■ **Task goal**
Print all of the data below exactly as it appears, leaving out every image.

■ **Records for the task**
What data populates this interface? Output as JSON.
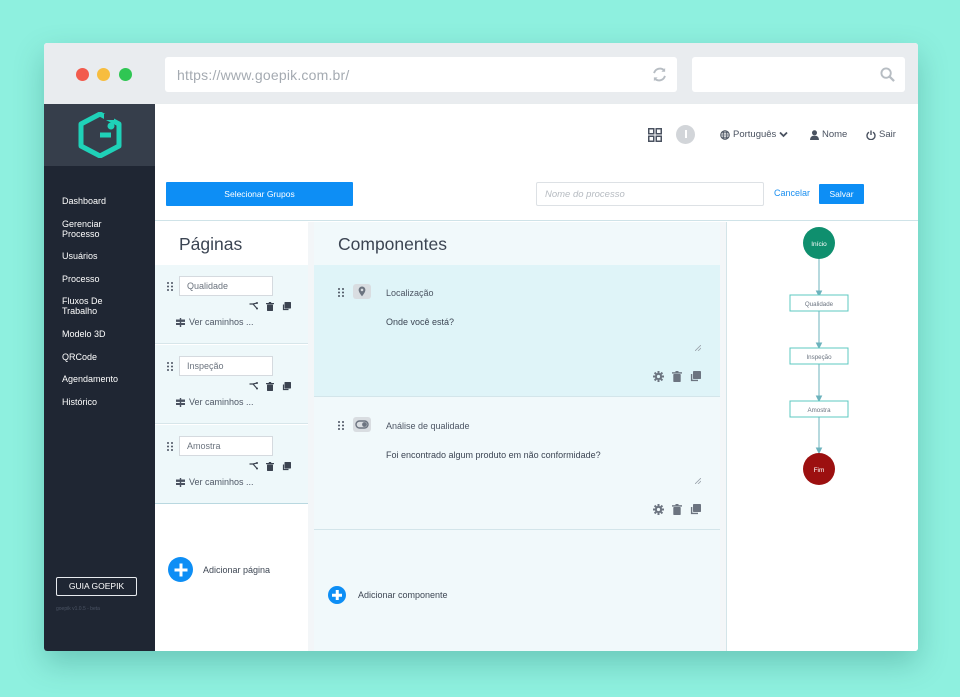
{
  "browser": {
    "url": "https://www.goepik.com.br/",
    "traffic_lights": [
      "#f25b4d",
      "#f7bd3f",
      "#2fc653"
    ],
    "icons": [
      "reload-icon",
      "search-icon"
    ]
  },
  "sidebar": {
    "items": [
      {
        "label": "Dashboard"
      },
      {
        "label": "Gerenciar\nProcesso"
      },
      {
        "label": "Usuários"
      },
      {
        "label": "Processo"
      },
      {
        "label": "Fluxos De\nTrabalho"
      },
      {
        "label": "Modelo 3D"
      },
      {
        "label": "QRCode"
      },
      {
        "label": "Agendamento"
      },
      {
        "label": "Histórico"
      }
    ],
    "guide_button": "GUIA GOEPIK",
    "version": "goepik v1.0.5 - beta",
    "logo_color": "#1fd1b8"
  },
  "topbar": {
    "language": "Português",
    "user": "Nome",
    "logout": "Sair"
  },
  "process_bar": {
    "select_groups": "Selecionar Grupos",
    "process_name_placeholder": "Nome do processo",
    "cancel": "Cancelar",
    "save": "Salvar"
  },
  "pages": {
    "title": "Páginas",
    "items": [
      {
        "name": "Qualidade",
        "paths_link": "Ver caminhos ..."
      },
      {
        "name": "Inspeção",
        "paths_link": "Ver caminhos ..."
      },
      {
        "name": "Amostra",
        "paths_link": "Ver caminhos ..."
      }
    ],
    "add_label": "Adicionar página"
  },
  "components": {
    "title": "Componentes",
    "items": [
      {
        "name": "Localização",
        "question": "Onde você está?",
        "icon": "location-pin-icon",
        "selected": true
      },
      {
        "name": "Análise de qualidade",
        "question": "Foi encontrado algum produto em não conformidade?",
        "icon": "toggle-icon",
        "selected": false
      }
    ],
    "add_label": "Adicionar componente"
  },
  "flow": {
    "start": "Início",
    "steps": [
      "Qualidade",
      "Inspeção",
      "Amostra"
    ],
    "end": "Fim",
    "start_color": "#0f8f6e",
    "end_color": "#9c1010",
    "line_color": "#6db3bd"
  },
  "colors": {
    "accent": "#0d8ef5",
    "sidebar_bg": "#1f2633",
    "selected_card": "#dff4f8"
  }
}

■ **Answer space**
What data populates this interface? Output as JSON.
{
  "browser": {
    "url": "https://www.goepik.com.br/",
    "traffic_lights": [
      "#f25b4d",
      "#f7bd3f",
      "#2fc653"
    ],
    "icons": [
      "reload-icon",
      "search-icon"
    ]
  },
  "sidebar": {
    "items": [
      {
        "label": "Dashboard"
      },
      {
        "label": "Gerenciar\nProcesso"
      },
      {
        "label": "Usuários"
      },
      {
        "label": "Processo"
      },
      {
        "label": "Fluxos De\nTrabalho"
      },
      {
        "label": "Modelo 3D"
      },
      {
        "label": "QRCode"
      },
      {
        "label": "Agendamento"
      },
      {
        "label": "Histórico"
      }
    ],
    "guide_button": "GUIA GOEPIK",
    "version": "goepik v1.0.5 - beta",
    "logo_color": "#1fd1b8"
  },
  "topbar": {
    "language": "Português",
    "user": "Nome",
    "logout": "Sair"
  },
  "process_bar": {
    "select_groups": "Selecionar Grupos",
    "process_name_placeholder": "Nome do processo",
    "cancel": "Cancelar",
    "save": "Salvar"
  },
  "pages": {
    "title": "Páginas",
    "items": [
      {
        "name": "Qualidade",
        "paths_link": "Ver caminhos ..."
      },
      {
        "name": "Inspeção",
        "paths_link": "Ver caminhos ..."
      },
      {
        "name": "Amostra",
        "paths_link": "Ver caminhos ..."
      }
    ],
    "add_label": "Adicionar página"
  },
  "components": {
    "title": "Componentes",
    "items": [
      {
        "name": "Localização",
        "question": "Onde você está?",
        "icon": "location-pin-icon",
        "selected": true
      },
      {
        "name": "Análise de qualidade",
        "question": "Foi encontrado algum produto em não conformidade?",
        "icon": "toggle-icon",
        "selected": false
      }
    ],
    "add_label": "Adicionar componente"
  },
  "flow": {
    "start": "Início",
    "steps": [
      "Qualidade",
      "Inspeção",
      "Amostra"
    ],
    "end": "Fim",
    "start_color": "#0f8f6e",
    "end_color": "#9c1010",
    "line_color": "#6db3bd"
  },
  "colors": {
    "accent": "#0d8ef5",
    "sidebar_bg": "#1f2633",
    "selected_card": "#dff4f8"
  }
}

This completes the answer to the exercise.